BEGIN DATA RECORDS

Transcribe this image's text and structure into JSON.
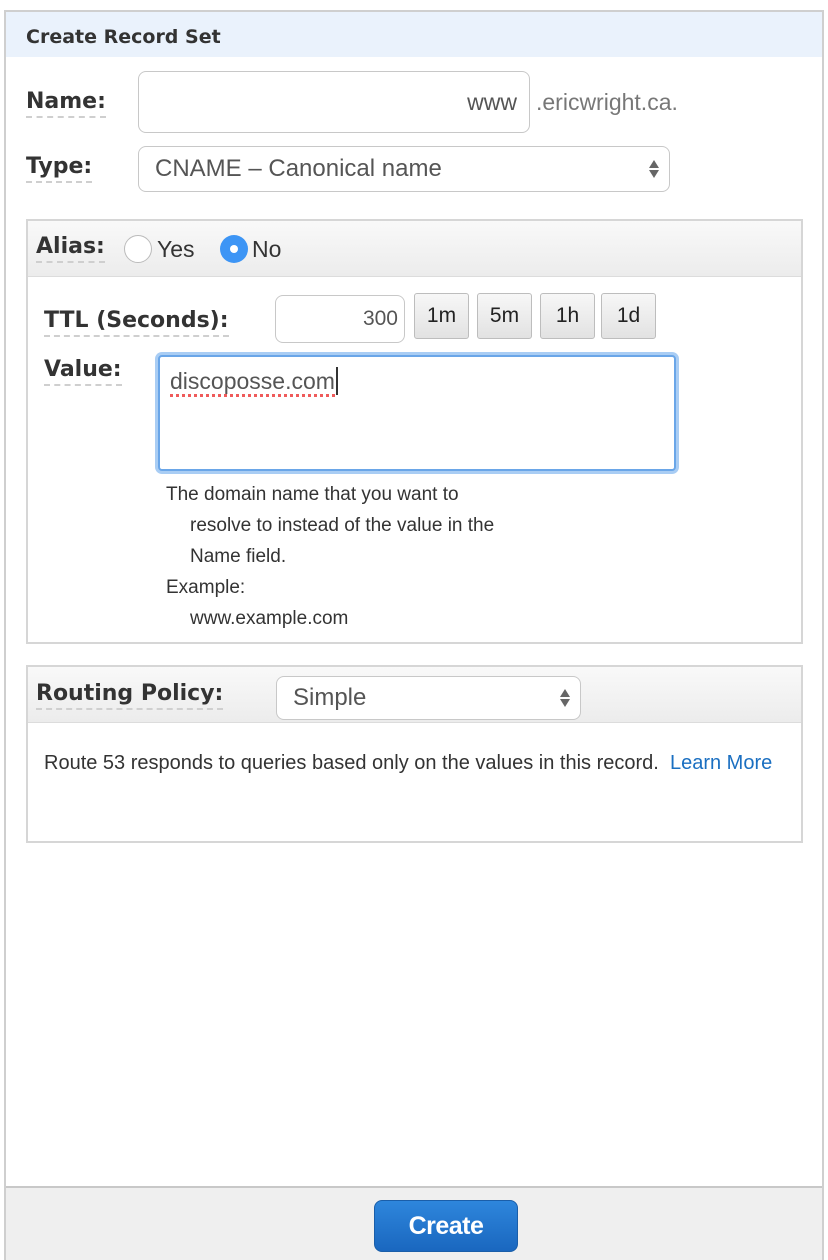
{
  "panel": {
    "title": "Create Record Set"
  },
  "name": {
    "label": "Name:",
    "value": "www",
    "suffix": ".ericwright.ca."
  },
  "type": {
    "label": "Type:",
    "selected": "CNAME – Canonical name"
  },
  "alias": {
    "label": "Alias:",
    "options": [
      {
        "label": "Yes",
        "selected": false
      },
      {
        "label": "No",
        "selected": true
      }
    ]
  },
  "ttl": {
    "label": "TTL (Seconds):",
    "value": "300",
    "presets": [
      "1m",
      "5m",
      "1h",
      "1d"
    ]
  },
  "value": {
    "label": "Value:",
    "text": "discoposse.com",
    "help": {
      "line1": "The domain name that you want to",
      "line2": "resolve to instead of the value in the",
      "line3": "Name field.",
      "example_label": "Example:",
      "example_value": "www.example.com"
    }
  },
  "routing": {
    "label": "Routing Policy:",
    "selected": "Simple",
    "description": "Route 53 responds to queries based only on the values in this record.",
    "link_text": "Learn More"
  },
  "footer": {
    "create_label": "Create"
  },
  "colors": {
    "accent": "#3d95f5",
    "button": "#1a6fc1",
    "link": "#1a6fc1",
    "header_bg": "#eaf2fc"
  }
}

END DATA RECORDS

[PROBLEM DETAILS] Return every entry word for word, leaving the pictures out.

[ANSWER SECTION]
Transcribe this image's text and structure into JSON.
{
  "panel": {
    "title": "Create Record Set"
  },
  "name": {
    "label": "Name:",
    "value": "www",
    "suffix": ".ericwright.ca."
  },
  "type": {
    "label": "Type:",
    "selected": "CNAME – Canonical name"
  },
  "alias": {
    "label": "Alias:",
    "options": [
      {
        "label": "Yes",
        "selected": false
      },
      {
        "label": "No",
        "selected": true
      }
    ]
  },
  "ttl": {
    "label": "TTL (Seconds):",
    "value": "300",
    "presets": [
      "1m",
      "5m",
      "1h",
      "1d"
    ]
  },
  "value": {
    "label": "Value:",
    "text": "discoposse.com",
    "help": {
      "line1": "The domain name that you want to",
      "line2": "resolve to instead of the value in the",
      "line3": "Name field.",
      "example_label": "Example:",
      "example_value": "www.example.com"
    }
  },
  "routing": {
    "label": "Routing Policy:",
    "selected": "Simple",
    "description": "Route 53 responds to queries based only on the values in this record.",
    "link_text": "Learn More"
  },
  "footer": {
    "create_label": "Create"
  },
  "colors": {
    "accent": "#3d95f5",
    "button": "#1a6fc1",
    "link": "#1a6fc1",
    "header_bg": "#eaf2fc"
  }
}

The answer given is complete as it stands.